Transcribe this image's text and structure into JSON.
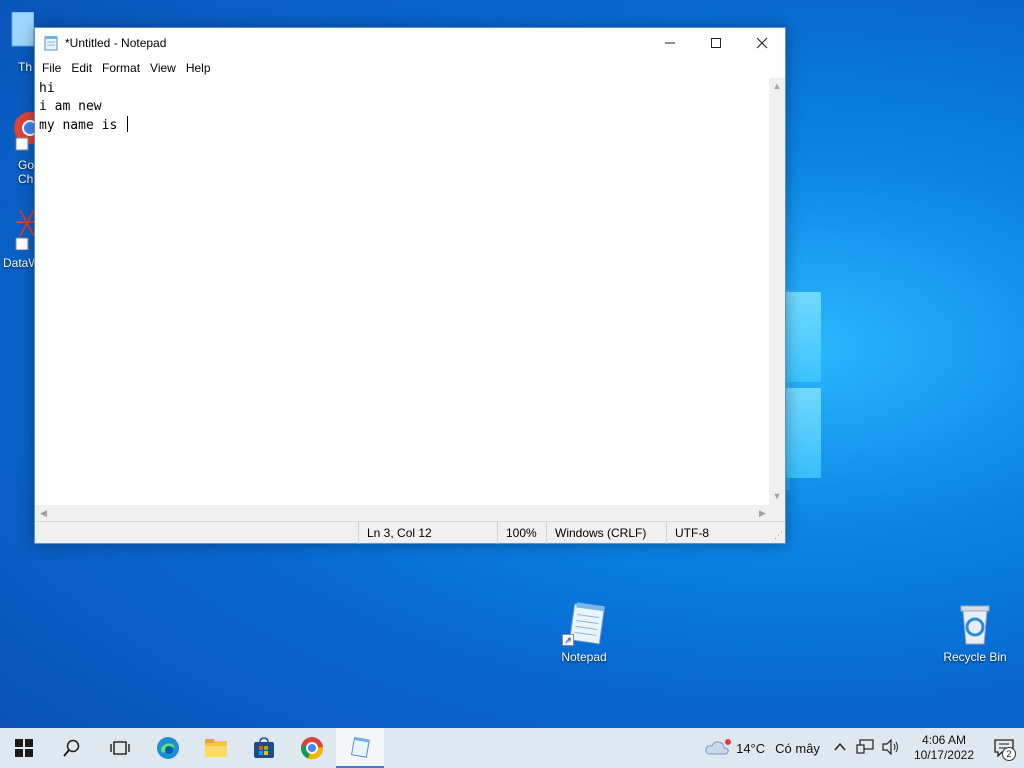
{
  "window": {
    "title": "*Untitled - Notepad",
    "menu": [
      "File",
      "Edit",
      "Format",
      "View",
      "Help"
    ],
    "content_lines": [
      "hi",
      "i am new",
      "my name is "
    ],
    "status": {
      "position": "Ln 3, Col 12",
      "zoom": "100%",
      "line_ending": "Windows (CRLF)",
      "encoding": "UTF-8"
    }
  },
  "desktop": {
    "icons": [
      {
        "label": "Notepad",
        "icon": "notepad-icon"
      },
      {
        "label": "Recycle Bin",
        "icon": "recycle-bin-icon"
      }
    ],
    "partial_icons": [
      "Th",
      "Go",
      "Ch",
      "DataW"
    ]
  },
  "taskbar": {
    "weather": {
      "temp": "14°C",
      "condition": "Có mây"
    },
    "clock": {
      "time": "4:06 AM",
      "date": "10/17/2022"
    },
    "notifications": "2"
  },
  "colors": {
    "accent": "#3b7fd6",
    "taskbar_bg": "#dfe7ef",
    "desktop_bg": "#0a86e6"
  }
}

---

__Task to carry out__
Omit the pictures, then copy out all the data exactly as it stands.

__Result of the exercise__
Transcribe this image's text and structure into JSON.
{
  "window": {
    "title": "*Untitled - Notepad",
    "menu": [
      "File",
      "Edit",
      "Format",
      "View",
      "Help"
    ],
    "content_lines": [
      "hi",
      "i am new",
      "my name is "
    ],
    "status": {
      "position": "Ln 3, Col 12",
      "zoom": "100%",
      "line_ending": "Windows (CRLF)",
      "encoding": "UTF-8"
    }
  },
  "desktop": {
    "icons": [
      {
        "label": "Notepad",
        "icon": "notepad-icon"
      },
      {
        "label": "Recycle Bin",
        "icon": "recycle-bin-icon"
      }
    ],
    "partial_icons": [
      "Th",
      "Go",
      "Ch",
      "DataW"
    ]
  },
  "taskbar": {
    "weather": {
      "temp": "14°C",
      "condition": "Có mây"
    },
    "clock": {
      "time": "4:06 AM",
      "date": "10/17/2022"
    },
    "notifications": "2"
  },
  "colors": {
    "accent": "#3b7fd6",
    "taskbar_bg": "#dfe7ef",
    "desktop_bg": "#0a86e6"
  }
}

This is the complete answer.